Two hours later…at 8pm the Capitol had been fully cleared and secured and Vice President Pence reopens the Senate. The news anchors stops talking and a live stream from the Senate floor comes to my screen its quiet. Pence then states, “Today was a dark day in the history of the United States Capitol” it’s quite again, “lets get back to work.” With that the chamber erupts with applause and I sigh and breath of fresh air comes back into me. The nightmare is over I remember thinking.

CO Rep. Jason Crow comforts other members of the House(Photo: Tom Williams/CQ-Roll Call, Inc Getty Images)

I muted the TV because I’ve had enough of it I finish my homework, and then took a shower, I usually listen to music in the shower…I didn’t I stood there trying to process what I just saw and witnessed for more than 8 hours, I must of been in there for 30 minutes just standing there thinking. After that I got into bed unmuted my TV and I sat there watching and making sure the election get certified, I was too afraid to fall asleep, I couldn’t, what would happen, if something even worse could happen? Finally around 1am my exhaustion got the best of me and I fell asleep.

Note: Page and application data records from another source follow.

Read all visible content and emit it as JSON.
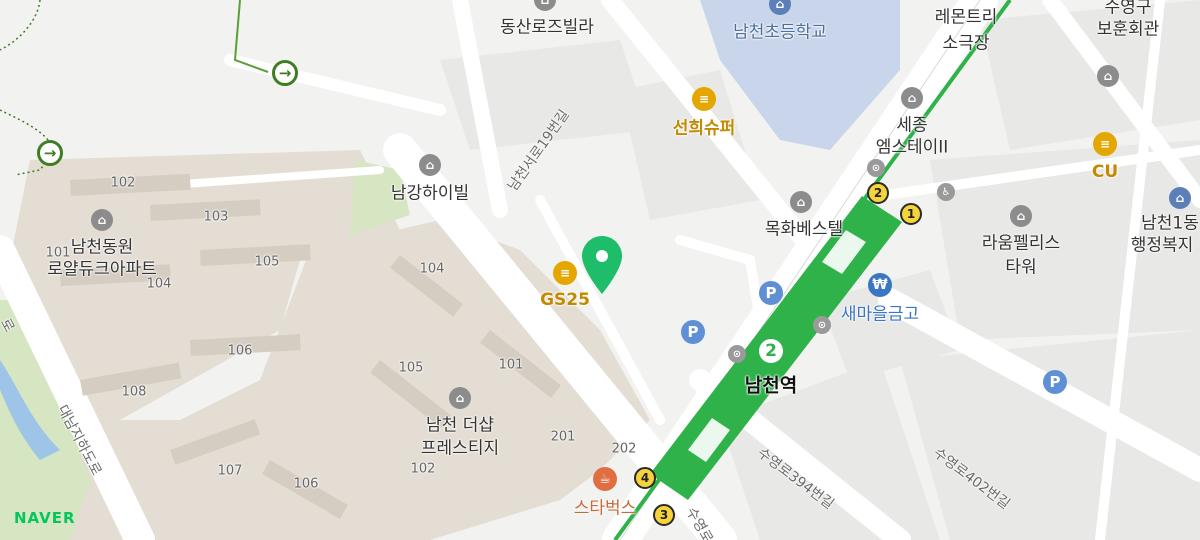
{
  "brand": {
    "logo_text": "NAVER",
    "logo_color": "#03c75a"
  },
  "colors": {
    "background": "#f2f2f0",
    "block": "#e6e6e4",
    "road": "#ffffff",
    "apartment": "#e4ddd4",
    "school_ground": "#c9d5ea",
    "park": "#d6e6c2",
    "subway_line2": "#2fb24a",
    "river": "#9ec4e8",
    "trail": "#3e7d22"
  },
  "places": {
    "dongsan_villa": "동산로즈빌라",
    "namcheon_elementary": "남천초등학교",
    "lemon_tree_theater_l1": "레몬트리",
    "lemon_tree_theater_l2": "소극장",
    "suyeonggu_hall_l1": "수영구",
    "suyeonggu_hall_l2": "보훈회관",
    "sunhee_super": "선희슈퍼",
    "sejong_ems_l1": "세종",
    "sejong_ems_l2": "엠스테이II",
    "cu": "CU",
    "namcheon_admin_l1": "남천1동",
    "namcheon_admin_l2": "행정복지",
    "namgang_hill": "남강하이빌",
    "mokhwa_best": "목화베스텔",
    "raum_palace_l1": "라움펠리스",
    "raum_palace_l2": "타워",
    "namcheon_royal_l1": "남천동원",
    "namcheon_royal_l2": "로얄듀크아파트",
    "gs25": "GS25",
    "saemaeul": "새마을금고",
    "namcheon_station": "남천역",
    "the_sharp_l1": "남천 더샵",
    "the_sharp_l2": "프레스티지",
    "starbucks": "스타벅스"
  },
  "roads": {
    "namcheonseo_19": "남천서로19번길",
    "daenamjiha": "대남지하도로",
    "suyeong_394": "수영로394번길",
    "suyeong_402": "수영로402번길",
    "suyeong_partial": "수영로",
    "edge_partial": "로"
  },
  "buildings": [
    "102",
    "103",
    "101",
    "105",
    "104",
    "104",
    "106",
    "108",
    "105",
    "101",
    "107",
    "106",
    "102",
    "201",
    "202"
  ],
  "subway": {
    "line": "2",
    "exits": [
      "1",
      "2",
      "3",
      "4"
    ]
  },
  "icons": {
    "poi": "building-icon",
    "shop": "basket-icon",
    "parking": "parking-icon",
    "bank": "won-icon",
    "cafe": "cup-icon",
    "trail_marker": "arrow-right-icon",
    "location": "location-pin-icon",
    "accessibility": "wheelchair-icon",
    "bus": "bus-stop-icon"
  },
  "glyphs": {
    "poi": "⌂",
    "shop": "≡",
    "parking": "P",
    "bank": "₩",
    "cafe": "☕",
    "arrow": "→",
    "wheelchair": "♿",
    "bus": "⊙"
  }
}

I woke up the next day, the election had been certified and I had to go to school I remember everyone was off that day nobody really knew what they just witnessed I remember walking into my AP Comparative Government class. Nobody wanted to talk about what happened the day before. What was usually a fun, light class quickly went dull we tried to lighten up the mood and joke about Trump getting banned on Twitter yet that put a sour taste in all of our mouths and we continued on with our studies and waited to see what more information would come out. That day I truly realized the world would not wait on anybody no matter how horrific something was the world kept spinning it wouldn’t stop.

It has been a year since that event took place, I quite honestly is still shocked something like that happened. I watched on the anniversary as Vice President Harris and President Biden spoke in the same room where many insurrectionists were. A sense of hope started to ooze out of me, I look back at what we have been through as a nation. No matter the threat or dark obstacle we face as country we always seem to get through it stronger than we have before.

President Biden delivers remarks on the anniversary of Jan. 6(Photo: Drew Angerer/Getty Images)

Every generation of Americans live through a piece of history, they learn from it. What they experience through it shapes their view they end up fighting for that view and echo it down to future generations to not have history repeat itself. On that dark day we saw how fragile democracy is even in the most powerful nation in the world. What President Biden says a “web of lies” wraps itself around the pillar of democracy, it starts to chip away at it and it erodes very quickly. So what will I be echoing down to future generations and to even some of my own? Democracy is fragile, no matter what side of the aisle you reside on yet together we make it strong. We must remember it takes two hands to pull the dagger away from the throat of democracy.